Discipline: Computer Sciences and Information Management
Subcategory: Civil/Mechanical/Manufacturing Engineering
Room: Exhibit Hall A
Ciera Oliver-Ratcliff - Livingstone College, Department of Mathematics
Co-Author(s): Timquan Stover, Livingstone College, Salisbury, North Carolina
In surrounding military instillations, neighbors have made complaints about the noises they’re experiencing from the military auxiliary within the area. Neighbors reported hearing blast noises periodically throughout the day. The purpose of this research is to analyze acoustic data using tree- based methods to determine whether the sound is of a blast or non-blast from a military auxiliary. Tree- based methods is a popular algorithm which empowers predictive models with high accuracy, stability and ease of interpretation. Tree-based methods includes bagging, random forest, and boosting. Bagging also known as bootstrap is a method for generating multiple versions of a predictor. Bagging reduces the variance and hence increases the prediction accuracy of a statistical learning method. Random forest improves accuracy by minimizing the correlation while maintaining strength. Boosting can improve the performance prediction results by converting weak learners into strong learners. We used the machine learning tool R-Statistical language to investigate the prediction accuracy of acoustic data using the three tree-based algorithms. The bagging algorithm includes the Out-Of-Bag Error (OBB) which is a valid estimate of the test error for the bagged model. The random forest algorithm consists of the Gini Index to identify feature selection and the variable importance.
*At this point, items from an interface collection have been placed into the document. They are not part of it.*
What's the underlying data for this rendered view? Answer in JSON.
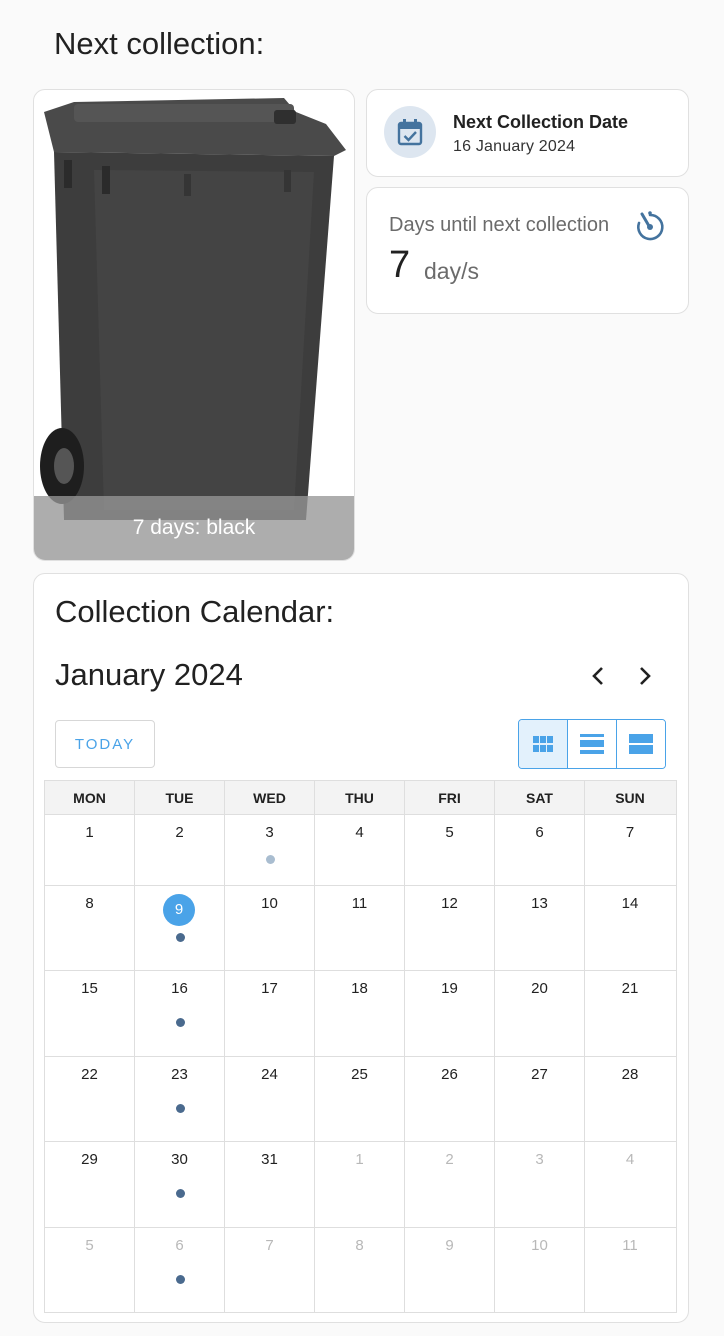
{
  "header": {
    "title": "Next collection:"
  },
  "bin": {
    "caption": "7 days: black",
    "color": "#3a3a3a"
  },
  "next_date": {
    "icon": "calendar-check-icon",
    "title": "Next Collection Date",
    "value": "16 January 2024"
  },
  "days_until": {
    "label": "Days until next collection",
    "icon": "timer-icon",
    "value": "7",
    "unit": "day/s"
  },
  "calendar": {
    "title": "Collection Calendar:",
    "month": "January 2024",
    "today_label": "TODAY",
    "prev_icon": "chevron-left-icon",
    "next_icon": "chevron-right-icon",
    "views": [
      "month-view-icon",
      "week-view-icon",
      "day-view-icon"
    ],
    "active_view": "month",
    "weekdays": [
      "MON",
      "TUE",
      "WED",
      "THU",
      "FRI",
      "SAT",
      "SUN"
    ],
    "accent": "#4aa3e8",
    "weeks": [
      [
        {
          "d": "1"
        },
        {
          "d": "2"
        },
        {
          "d": "3",
          "dot": "past"
        },
        {
          "d": "4"
        },
        {
          "d": "5"
        },
        {
          "d": "6"
        },
        {
          "d": "7"
        }
      ],
      [
        {
          "d": "8"
        },
        {
          "d": "9",
          "today": true,
          "dot": "event"
        },
        {
          "d": "10"
        },
        {
          "d": "11"
        },
        {
          "d": "12"
        },
        {
          "d": "13"
        },
        {
          "d": "14"
        }
      ],
      [
        {
          "d": "15"
        },
        {
          "d": "16",
          "dot": "event"
        },
        {
          "d": "17"
        },
        {
          "d": "18"
        },
        {
          "d": "19"
        },
        {
          "d": "20"
        },
        {
          "d": "21"
        }
      ],
      [
        {
          "d": "22"
        },
        {
          "d": "23",
          "dot": "event"
        },
        {
          "d": "24"
        },
        {
          "d": "25"
        },
        {
          "d": "26"
        },
        {
          "d": "27"
        },
        {
          "d": "28"
        }
      ],
      [
        {
          "d": "29"
        },
        {
          "d": "30",
          "dot": "event"
        },
        {
          "d": "31"
        },
        {
          "d": "1",
          "other": true
        },
        {
          "d": "2",
          "other": true
        },
        {
          "d": "3",
          "other": true
        },
        {
          "d": "4",
          "other": true
        }
      ],
      [
        {
          "d": "5",
          "other": true
        },
        {
          "d": "6",
          "other": true,
          "dot": "event"
        },
        {
          "d": "7",
          "other": true
        },
        {
          "d": "8",
          "other": true
        },
        {
          "d": "9",
          "other": true
        },
        {
          "d": "10",
          "other": true
        },
        {
          "d": "11",
          "other": true
        }
      ]
    ]
  }
}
Boosting obtains AdaBoost algorithm which identifies the shortcomings by adjusting the weighted version of the training data and taking the weighted average of weak predictors. Our objective was to find the highest prediction accuracy using tree- based algorithms with acoustic data. Our data set included 12,640 observations from military installations and 38 predictors used within this research. We implemented a Bagging algorithm to predict the highest classification accuracy. Our results on the training data set yielded a prediction accuracy of 97.64%; of the OBB for Bagging; 97.21% on the testing data set. Random forest implemented on the training data set used 500 trees and 6 features at each node. The training model predicted accuracy of 97.75%; testing model performed an accuracy of 98%. The results for boosting are of relative importance instead of the prediction accuracy. Boosting shows the relative importance variables were aw, a8.1, aj, a5, and a3. In conclusion, we found random forest algorithm used the highest prediction accuracy to determine if the noise was a blast noise or not by dealing with the three different categories of tree-based methods; bagging, random forest, and boosting.
Funder Acknowledgement(s): National Science Foundation Support Group at Livingstone College
Faculty Advisor: Nicole Allen, email@example.com
Role: For this research, I was in charge of understanding the concepts of machine learning. I had to gain better knowledge of Tree- based Methods by reading An Introduction to Statistical Learning. Identified each of the categories of tree- based methods (bagging, random forest and boosting). I used bagging, random forest and boosting algorithms to determine whether the acoustic data was of a blast or non-blast. Over 12,000 observations were obtained from the military installations, however I only used 38 predictors in this research. Once completed I then coded the data set into the latest technology programming software known as R- Statistical Language. After determining the results, I was able to conclude the highest prediction accuracy out of the three tree-based methods.